|By Hugh MacLeod|
But I needed a new laptop. The old one just didn't have enough memory to even watch a video. I couldn't download new programs or update my old ones. I asked my nephew, who is about to graduate with a master's degree in computer science, to take a look at it and help me pick out a new laptop. He said, simply, that my old laptop just didn't have enough memory. It wasn't that I had put so much stuff on it that slowed it down, it just wasn't capable of giving me what I needed at this time.
I gave in, and bought a new laptop. I'm using it right now. But this laptop...well, although my nephew assured me it was a pretty good laptop, and all of the reviews were positive, so many people who had previously bought this brand did not like it at all. People told me stories of how quickly the battery dies, how hot the laptop gets, how it crashed within a short time after they purchased it. There were so many opinions about this laptop that, every time I turn it on or use it for more than an hour, I get a little anxious. I haven't truly enjoyed my new laptop. I keep wondering when it's going to "go" on me, or what will happen if I download iTunes, or if I'm not understanding how to use it, and will it break because I don't completely understand it yet.
The new laptop doesn't have any of my pictures, my music, or the books I've started to write. It doesn't know anything about me. Sometimes I have to go back to the old laptop to retrieve information. It requires effort to plug it in, turn it on, and wait for it to start up to get what I need from it. The new one and I are still getting to know each other, but the old one knows me, and I understand it. But I just can't get what I need from it anymore. Times have changed, technology has evolved, and I must change and evolve as well.
In life, as in technology, we must change; we must evolve. In order to progress as individuals in our personal or professional lives, we have to be open to new people, ideas, circumstances, feelings, and mindsets. Sometimes the job you've had for a long time has provided you with comfort, stability, and a good paycheck, but it's not helping you grow as a professional or providing intellectual challenges. Sometimes the people who have been in your life the longest are easy to keep around because you know them, but they are not willing to support you, or don't listen to you, or they don't want to change or grow, much less deal with you if you're trying to change or grow. Sometimes the thought patterns you've carried throughout your life are comfortable, but there's always an out of place thought that pops up, telling you that this isn't working, there must be something else, something more.
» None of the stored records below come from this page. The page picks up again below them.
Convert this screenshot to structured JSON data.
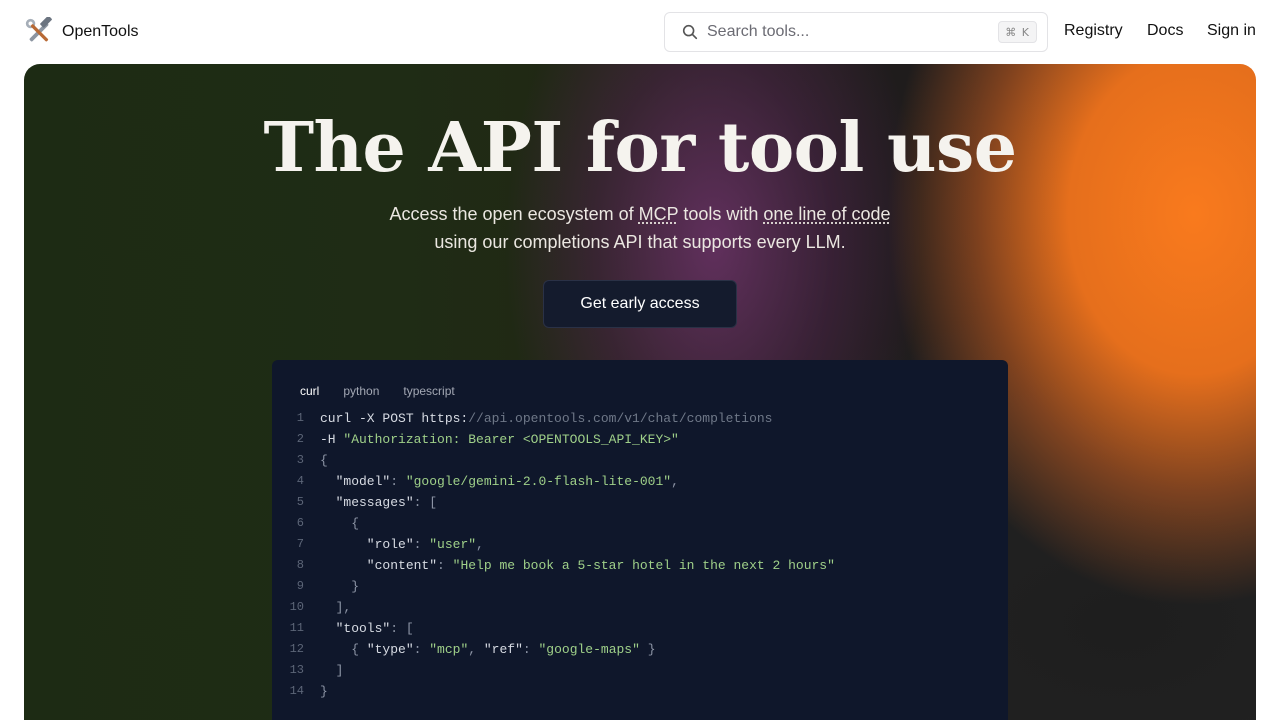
{
  "header": {
    "brand": "OpenTools",
    "logo_icon": "hammer-wrench-icon",
    "search": {
      "placeholder": "Search tools...",
      "shortcut": "⌘ K"
    },
    "nav": {
      "registry": "Registry",
      "docs": "Docs",
      "sign_in": "Sign in"
    }
  },
  "hero": {
    "title": "The API for tool use",
    "subtitle_line1_pre": "Access the open ecosystem of ",
    "subtitle_mcp": "MCP",
    "subtitle_line1_mid": " tools with ",
    "subtitle_one_line": "one line of code",
    "subtitle_line2": "using our completions API that supports every LLM.",
    "cta": "Get early access"
  },
  "code": {
    "tabs": [
      {
        "label": "curl",
        "active": true
      },
      {
        "label": "python",
        "active": false
      },
      {
        "label": "typescript",
        "active": false
      }
    ],
    "lines": [
      {
        "n": "1",
        "parts": [
          {
            "t": "curl -X POST https:",
            "c": "k"
          },
          {
            "t": "//api.opentools.com/v1/chat/completions",
            "c": "u"
          }
        ]
      },
      {
        "n": "2",
        "parts": [
          {
            "t": "-H ",
            "c": "k"
          },
          {
            "t": "\"Authorization: Bearer <OPENTOOLS_API_KEY>\"",
            "c": "s"
          }
        ]
      },
      {
        "n": "3",
        "parts": [
          {
            "t": "{",
            "c": "p"
          }
        ]
      },
      {
        "n": "4",
        "parts": [
          {
            "t": "  \"model\"",
            "c": "k"
          },
          {
            "t": ": ",
            "c": "p"
          },
          {
            "t": "\"google/gemini-2.0-flash-lite-001\"",
            "c": "s"
          },
          {
            "t": ",",
            "c": "p"
          }
        ]
      },
      {
        "n": "5",
        "parts": [
          {
            "t": "  \"messages\"",
            "c": "k"
          },
          {
            "t": ": [",
            "c": "p"
          }
        ]
      },
      {
        "n": "6",
        "parts": [
          {
            "t": "    {",
            "c": "p"
          }
        ]
      },
      {
        "n": "7",
        "parts": [
          {
            "t": "      \"role\"",
            "c": "k"
          },
          {
            "t": ": ",
            "c": "p"
          },
          {
            "t": "\"user\"",
            "c": "s"
          },
          {
            "t": ",",
            "c": "p"
          }
        ]
      },
      {
        "n": "8",
        "parts": [
          {
            "t": "      \"content\"",
            "c": "k"
          },
          {
            "t": ": ",
            "c": "p"
          },
          {
            "t": "\"Help me book a 5-star hotel in the next 2 hours\"",
            "c": "s"
          }
        ]
      },
      {
        "n": "9",
        "parts": [
          {
            "t": "    }",
            "c": "p"
          }
        ]
      },
      {
        "n": "10",
        "parts": [
          {
            "t": "  ],",
            "c": "p"
          }
        ]
      },
      {
        "n": "11",
        "parts": [
          {
            "t": "  \"tools\"",
            "c": "k"
          },
          {
            "t": ": [",
            "c": "p"
          }
        ]
      },
      {
        "n": "12",
        "parts": [
          {
            "t": "    { ",
            "c": "p"
          },
          {
            "t": "\"type\"",
            "c": "k"
          },
          {
            "t": ": ",
            "c": "p"
          },
          {
            "t": "\"mcp\"",
            "c": "s"
          },
          {
            "t": ", ",
            "c": "p"
          },
          {
            "t": "\"ref\"",
            "c": "k"
          },
          {
            "t": ": ",
            "c": "p"
          },
          {
            "t": "\"google-maps\"",
            "c": "s"
          },
          {
            "t": " }",
            "c": "p"
          }
        ]
      },
      {
        "n": "13",
        "parts": [
          {
            "t": "  ]",
            "c": "p"
          }
        ]
      },
      {
        "n": "14",
        "parts": [
          {
            "t": "}",
            "c": "p"
          }
        ]
      }
    ]
  },
  "colors": {
    "hero_green": "#1d2b14",
    "hero_orange": "#f97a1d",
    "hero_purple": "#6c3269",
    "code_bg": "#0f172b",
    "code_string": "#9fd089",
    "cta_bg": "#141b2d"
  }
}
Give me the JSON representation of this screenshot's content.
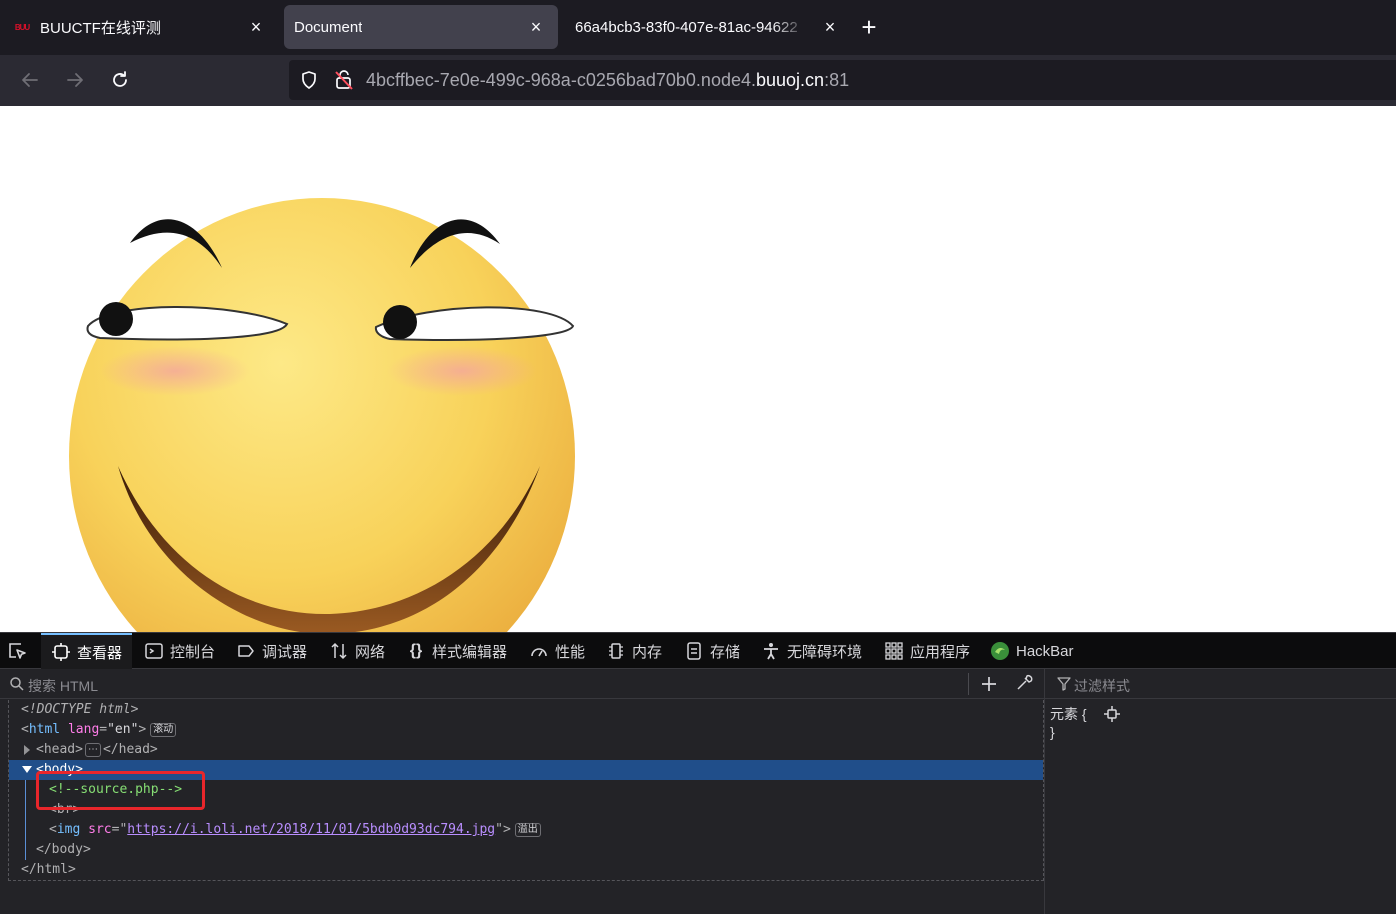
{
  "browser": {
    "tabs": [
      {
        "label": "BUUCTF在线评测",
        "favicon_text": "BUU",
        "active": false
      },
      {
        "label": "Document",
        "active": true
      },
      {
        "label": "66a4bcb3-83f0-407e-81ac-94622",
        "active": false
      }
    ],
    "close_glyph": "×",
    "new_tab_glyph": "+",
    "url": {
      "prefix": "4bcffbec-7e0e-499c-968a-c0256bad70b0.node4.",
      "host": "buuoj.cn",
      "suffix": ":81"
    }
  },
  "page": {
    "image_subject": "smirking smiley face"
  },
  "devtools": {
    "tabs": [
      {
        "label": "查看器",
        "icon": "inspector-icon",
        "active": true
      },
      {
        "label": "控制台",
        "icon": "console-icon"
      },
      {
        "label": "调试器",
        "icon": "debugger-icon"
      },
      {
        "label": "网络",
        "icon": "network-icon"
      },
      {
        "label": "样式编辑器",
        "icon": "style-editor-icon"
      },
      {
        "label": "性能",
        "icon": "performance-icon"
      },
      {
        "label": "内存",
        "icon": "memory-icon"
      },
      {
        "label": "存储",
        "icon": "storage-icon"
      },
      {
        "label": "无障碍环境",
        "icon": "accessibility-icon"
      },
      {
        "label": "应用程序",
        "icon": "application-icon"
      },
      {
        "label": "HackBar",
        "icon": "hackbar-icon"
      }
    ],
    "search_placeholder": "搜索 HTML",
    "filter_placeholder": "过滤样式",
    "tree": {
      "doctype": "<!DOCTYPE html>",
      "html_open_tag": "html",
      "html_attr_name": "lang",
      "html_attr_value": "\"en\"",
      "html_badge": "滚动",
      "head_open": "<head>",
      "head_close": "</head>",
      "head_collapsed": "⋯",
      "body_open": "<body>",
      "comment": "<!--source.php-->",
      "br_tag": "<br>",
      "img_tag": "img",
      "img_attr_name": "src",
      "img_src": "https://i.loli.net/2018/11/01/5bdb0d93dc794.jpg",
      "img_badge": "溢出",
      "body_close": "</body>",
      "html_close": "</html>"
    },
    "rules": {
      "selector": "元素 {",
      "close": "}"
    }
  },
  "colors": {
    "accent": "#75bfff",
    "selection": "#204e8a",
    "highlight_box": "#e8262b"
  }
}
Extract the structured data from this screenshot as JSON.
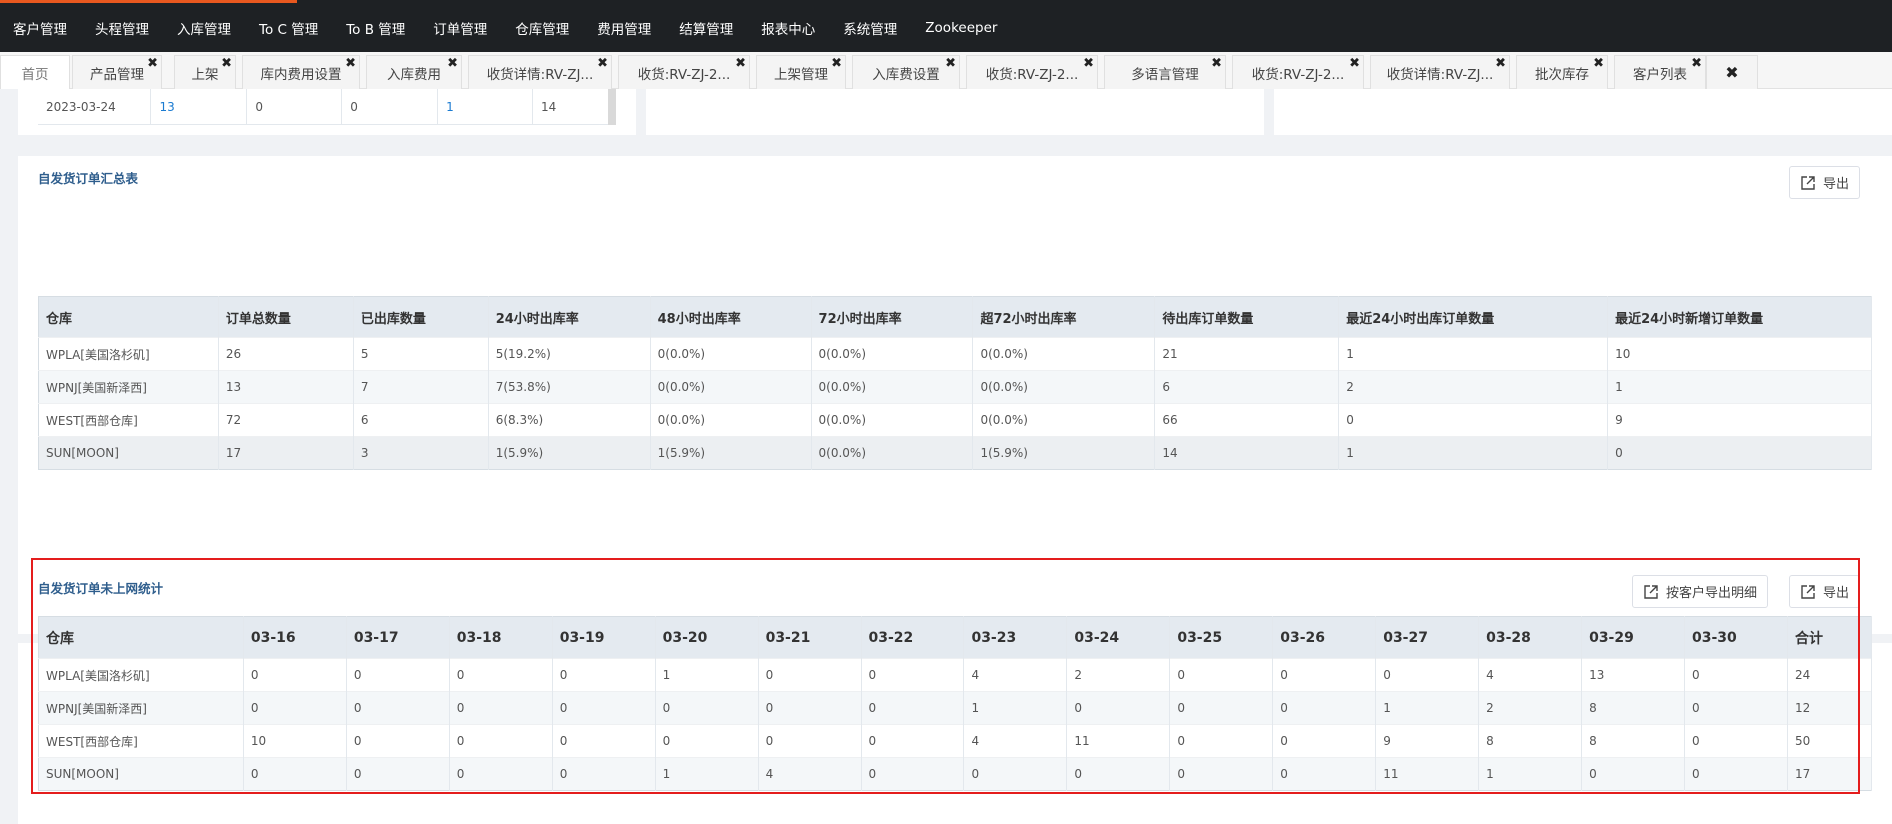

It's easy to remain in our comfort zones. It's hard when people don't understand our desire to grow and to move in a different direction. It's frightening when we think we have to start all over again, that if we start a new relationship, we have to create all new memories, or if we start a new job and it doesn't work out, we've lost professional or financial stability. We hold ourselves back when we continue to live with the fear that what's ahead of us will not work out. But if we could understand that change is inevitable and will help us grow, we would embrace the new while appreciating the old that carried us through to our present point. Resistance is futile. Fighting change is like swimming against the tide, or trying to walk up the left side of a crowded New York City subway staircase. All it does is keep you in the same place, like a hamster in a wheel, running but going nowhere. Futile.
This new laptop is pretty cool. I will enjoy it for the time that I have it, and if and when I need a new one, I believe that God will make a way for me to get it, just as He made a way for me to get this one, just in time for me to start a new adventure - a doctoral program. That's pretty much how the universe works, isn't it?